China says Iran nuclear deal participants should stick to pact, despite internal changes

Reuters News
|
Posted: Dec 05, 2016 5:28 AM

BEIJING (Reuters) - Iran's nuclear deal with six major powers should continue regardless of changes in the internal situation of participant nations, China's Foreign Minister Wang Yi told Iran's visiting foreign minister during a meeting in Beijing on Monday.

The future of the deal to curb Iran's nuclear program has been thrown into jeopardy with U.S. President-elect Donald Trump set to take office next month.

During his election campaign Trump vowed to scrap the pact, although the final details of his foreign policy strategy, including his stance on Iran, remain unclear.

"Maintaining the deal's continued, comprehensive and effective implementation is the responsibility and common interest of all parties, and should not be impacted by changes in the internal situation of each country," Wang said.

He did not name specific countries in his comments, carried on China's foreign ministry website.

Iran shared China's position, the Middle East country's foreign minister, Mohammad Javad Zarif, said.

"The JCPOA is a multilateral agreement and all parties should respect it. Iran and China have the same stance on this," he said, according to the Tasnim news agency.

"We will not let any country infringe the agreement unilaterally," he added. "But if they do, Iran has its own options."
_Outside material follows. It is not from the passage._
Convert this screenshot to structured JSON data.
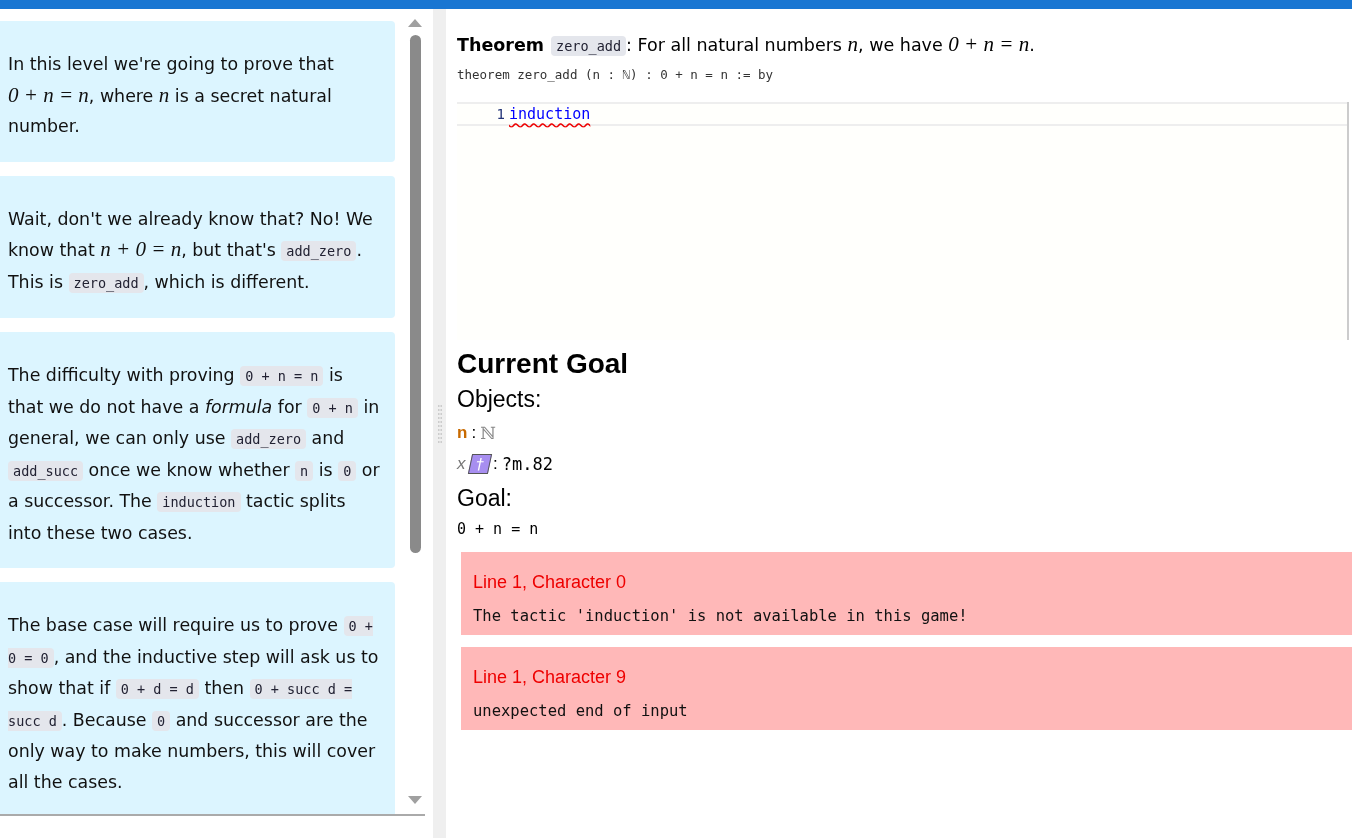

The ministers also discussed greater cooperation on energy, trade and infrastructure under China's new Silk Road initiative, the Chinese foreign ministry said.

Iran has said it seeks to expand economic and security ties with China, following a visit by Chinese President Xi Jinping in January.
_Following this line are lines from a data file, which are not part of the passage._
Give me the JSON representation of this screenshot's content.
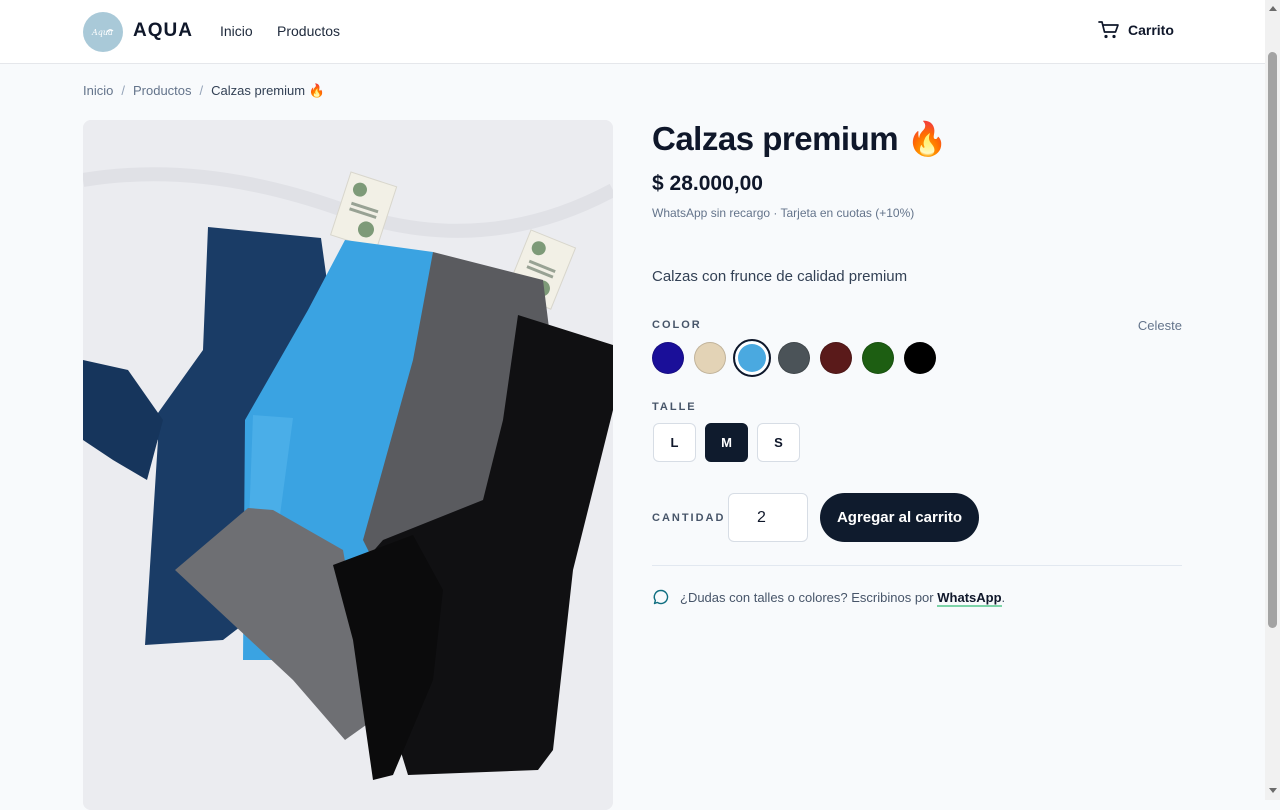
{
  "header": {
    "brand": "AQUA",
    "logo_text": "Aqua",
    "nav": [
      "Inicio",
      "Productos"
    ],
    "cart_label": "Carrito",
    "logo_bg": "#a9c9d8"
  },
  "breadcrumb": {
    "items": [
      "Inicio",
      "Productos"
    ],
    "separator": "/",
    "current": "Calzas premium 🔥"
  },
  "product": {
    "title": "Calzas premium 🔥",
    "price": "$ 28.000,00",
    "payment_note": "WhatsApp sin recargo · Tarjeta en cuotas (+10%)",
    "description": "Calzas con frunce de calidad premium",
    "image_icon": "leggings-photo"
  },
  "color": {
    "label": "COLOR",
    "selected_name": "Celeste",
    "swatches": [
      {
        "hex": "#1a0f99",
        "selected": false
      },
      {
        "hex": "#e3d3b6",
        "selected": false
      },
      {
        "hex": "#4aa9e0",
        "selected": true
      },
      {
        "hex": "#4b5358",
        "selected": false
      },
      {
        "hex": "#5a1a1a",
        "selected": false
      },
      {
        "hex": "#1d5e12",
        "selected": false
      },
      {
        "hex": "#000000",
        "selected": false
      }
    ]
  },
  "size": {
    "label": "TALLE",
    "options": [
      "L",
      "M",
      "S"
    ],
    "selected": "M"
  },
  "quantity": {
    "label": "CANTIDAD",
    "value": "2"
  },
  "add_to_cart_label": "Agregar al carrito",
  "help": {
    "text": "¿Dudas con talles o colores? Escribinos por",
    "link": "WhatsApp",
    "suffix": "."
  },
  "colors": {
    "primary": "#0f1b2d",
    "link_underline": "#7dd3a8"
  }
}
Tension between Iran and the United States over the accord had already risen before the election, after the U.S. Senate voted a ten-year extension of the Iran Sanctions Act (ISA). Iran vowed to retaliate.

A decision by Trump to scrap the deal would probably give Iran's hard-line Islamic Revolutionary Guard Corps an opportunity to regain power it lost during talks between the current Iranian leadership and major nations.

(Reporting by Christian Shepherd and Bozorgmehr Sharafedin in London; Editing by Clarence Fernandez)